  • Awareness & Implementation: About half of Punjab’s farmers are unaware that diverse crops have MSP. This MSP is also often not enforced for non-wheat, non-paddy crops.
  • Infrastructure: Diverse crops have infrastructure requirements that currently cannot be met.

Looking forward: policy targets for the diversification of Punjab’s crops

Dr Bhogal and Dr Vatta outline a number of strategies to further crop diversification in Punjab. These policies include:

  • Focusing on large farm landholdings, which are more likely to retain monoculture, than small farm landholdings (less than 2 ha).
  • Spreading awareness to farmers of the need to diversify agriculture.
  • Designing new macro-level cropping patterns that use less groundwater.
  • Implementing MSP for alternate crops, and subsidizing inputs for alternate crops to ensure profitability.
  • Increasing the availability of credit for farmers looking to diversify their crops.
  • Initiating and strengthening the supply and value chains for alternate crops.

Beyond policy: interdisciplinary solutions

Despite the importance of policy to future crop diversification in Punjab, policy does not exist in isolation. Returning to archaeological evidence of past practices that supported the growth of diverse crops, agricultural practices of the Indus Civilization should be considered alongside policy suggestions (Petrie and Bates, 2017; Green et al. 2020). For example, the timing of sowing and harvesting will be less synchronized for alternative crops, as will their water requirements, thus ancient agricultural practices will have supported these patterns. Thus, through interdisciplinary research informing change, FP4 researchers are working to find solutions to Punjab’s impending water shortage. 

This blog was written by Julia Stewart-Wood, Dr Shruti Bhogal, and Dr Cameron Petrie and edited by Karen Hlaba and Dr Adam Green. Dr Bhogal and Dr Petrie work on Flagship Project 4 (Water Use and Management in a Changing Monsoon Climate) at the Centres for International Projects Trust and University of Cambridge Department of Archaeology, respectively. This post is based on a paper published by Dr Bhogal and Dr Kamal Vatta in Current Science, 120(8), 2021. 


Bhogal, S. and Vatta, K. (2021). Can crop diversification be widely adopted to solve the water crisis in Punjab? Current Science, 120(8). 

GoP, Ground water resource of Punjab State. Water Resource and Environment Directorate, Central Ground Water Board North Western Region, Government of Punjab, Chandigarh, 2018.

Green, A.S. et al. (2020).  An interdisciplinary framework for using archaeology, history and collective action to enhance India’s agricultural resilience and sustainability. Environmental Research Letters, 15. 

Mann, R.S. (2017). Cropping Pattern in Punjab (1966-67 to 2014-15). Economic & Political Weekly, 52(3), 30-33. 

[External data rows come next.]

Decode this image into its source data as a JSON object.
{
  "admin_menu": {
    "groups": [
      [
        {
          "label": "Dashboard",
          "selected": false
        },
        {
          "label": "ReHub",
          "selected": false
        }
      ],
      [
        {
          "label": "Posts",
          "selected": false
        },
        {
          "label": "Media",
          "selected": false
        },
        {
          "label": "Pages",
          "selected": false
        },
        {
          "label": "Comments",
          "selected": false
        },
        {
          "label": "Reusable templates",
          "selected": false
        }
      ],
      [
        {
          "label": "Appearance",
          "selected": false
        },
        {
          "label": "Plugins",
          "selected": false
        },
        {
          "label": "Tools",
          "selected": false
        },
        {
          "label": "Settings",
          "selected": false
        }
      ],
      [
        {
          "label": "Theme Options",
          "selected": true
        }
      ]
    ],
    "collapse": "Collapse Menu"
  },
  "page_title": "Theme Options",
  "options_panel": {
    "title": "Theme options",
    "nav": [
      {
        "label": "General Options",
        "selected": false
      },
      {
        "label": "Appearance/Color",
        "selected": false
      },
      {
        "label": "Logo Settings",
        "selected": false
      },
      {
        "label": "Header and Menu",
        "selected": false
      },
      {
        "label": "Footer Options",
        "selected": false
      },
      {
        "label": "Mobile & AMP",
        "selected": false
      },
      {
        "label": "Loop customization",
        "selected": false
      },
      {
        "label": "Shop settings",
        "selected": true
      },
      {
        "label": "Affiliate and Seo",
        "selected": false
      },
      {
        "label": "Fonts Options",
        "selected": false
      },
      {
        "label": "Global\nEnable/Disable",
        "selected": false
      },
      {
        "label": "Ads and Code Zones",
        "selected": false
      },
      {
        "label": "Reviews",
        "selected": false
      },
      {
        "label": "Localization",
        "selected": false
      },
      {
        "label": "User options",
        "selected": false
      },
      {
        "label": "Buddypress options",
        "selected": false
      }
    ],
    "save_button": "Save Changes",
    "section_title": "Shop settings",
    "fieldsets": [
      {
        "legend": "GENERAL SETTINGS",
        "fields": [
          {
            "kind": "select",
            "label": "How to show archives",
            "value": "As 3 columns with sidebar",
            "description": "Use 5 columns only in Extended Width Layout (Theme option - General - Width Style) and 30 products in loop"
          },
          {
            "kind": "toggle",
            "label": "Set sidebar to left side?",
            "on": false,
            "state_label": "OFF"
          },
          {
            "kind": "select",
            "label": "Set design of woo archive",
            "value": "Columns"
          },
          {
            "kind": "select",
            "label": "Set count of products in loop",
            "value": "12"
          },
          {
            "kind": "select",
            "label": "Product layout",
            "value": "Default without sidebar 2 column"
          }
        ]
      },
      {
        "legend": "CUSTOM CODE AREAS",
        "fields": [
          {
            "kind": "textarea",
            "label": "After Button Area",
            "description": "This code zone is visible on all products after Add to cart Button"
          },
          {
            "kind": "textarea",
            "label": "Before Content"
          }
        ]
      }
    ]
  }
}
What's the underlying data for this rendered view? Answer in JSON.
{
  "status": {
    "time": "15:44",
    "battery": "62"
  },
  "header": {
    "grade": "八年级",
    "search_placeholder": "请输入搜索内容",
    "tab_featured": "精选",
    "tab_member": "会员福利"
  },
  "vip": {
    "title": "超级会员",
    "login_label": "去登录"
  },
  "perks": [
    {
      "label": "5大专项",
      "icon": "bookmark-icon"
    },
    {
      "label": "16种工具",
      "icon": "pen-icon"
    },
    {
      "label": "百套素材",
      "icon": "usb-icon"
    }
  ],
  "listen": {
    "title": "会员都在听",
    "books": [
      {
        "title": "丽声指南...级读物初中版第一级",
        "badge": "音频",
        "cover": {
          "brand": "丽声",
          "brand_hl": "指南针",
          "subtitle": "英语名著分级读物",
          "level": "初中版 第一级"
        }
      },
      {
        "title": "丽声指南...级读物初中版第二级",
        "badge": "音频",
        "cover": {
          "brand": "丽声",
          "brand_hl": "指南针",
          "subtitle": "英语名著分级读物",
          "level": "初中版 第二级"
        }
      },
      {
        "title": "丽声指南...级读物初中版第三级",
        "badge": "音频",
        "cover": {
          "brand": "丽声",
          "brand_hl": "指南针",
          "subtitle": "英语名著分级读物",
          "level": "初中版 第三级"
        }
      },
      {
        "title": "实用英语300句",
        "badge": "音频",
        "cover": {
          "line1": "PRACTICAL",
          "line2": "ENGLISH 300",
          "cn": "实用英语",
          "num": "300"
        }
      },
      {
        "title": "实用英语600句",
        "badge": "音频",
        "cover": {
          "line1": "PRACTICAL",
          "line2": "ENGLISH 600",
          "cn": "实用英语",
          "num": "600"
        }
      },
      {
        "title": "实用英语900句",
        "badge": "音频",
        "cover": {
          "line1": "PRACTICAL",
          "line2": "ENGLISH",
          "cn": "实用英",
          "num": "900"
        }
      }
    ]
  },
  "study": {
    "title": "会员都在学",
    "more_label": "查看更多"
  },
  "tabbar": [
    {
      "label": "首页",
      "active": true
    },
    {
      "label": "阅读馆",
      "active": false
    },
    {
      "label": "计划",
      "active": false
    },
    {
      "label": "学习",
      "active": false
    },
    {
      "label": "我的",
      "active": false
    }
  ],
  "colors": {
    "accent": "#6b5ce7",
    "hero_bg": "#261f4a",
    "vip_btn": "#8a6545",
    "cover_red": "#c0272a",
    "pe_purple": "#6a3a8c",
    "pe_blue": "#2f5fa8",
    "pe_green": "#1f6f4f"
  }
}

Petrie, C.A. and Bates, J. (2017). ‘Multi-cropping,’ Intercropping and Adaptation to Variable Environments in Indus South Asia. J World Prehist, 30: 81-130. 

Sinha, S. (2021). From cotton to paddy: Political crops in the Indian Punjab. Geoforum.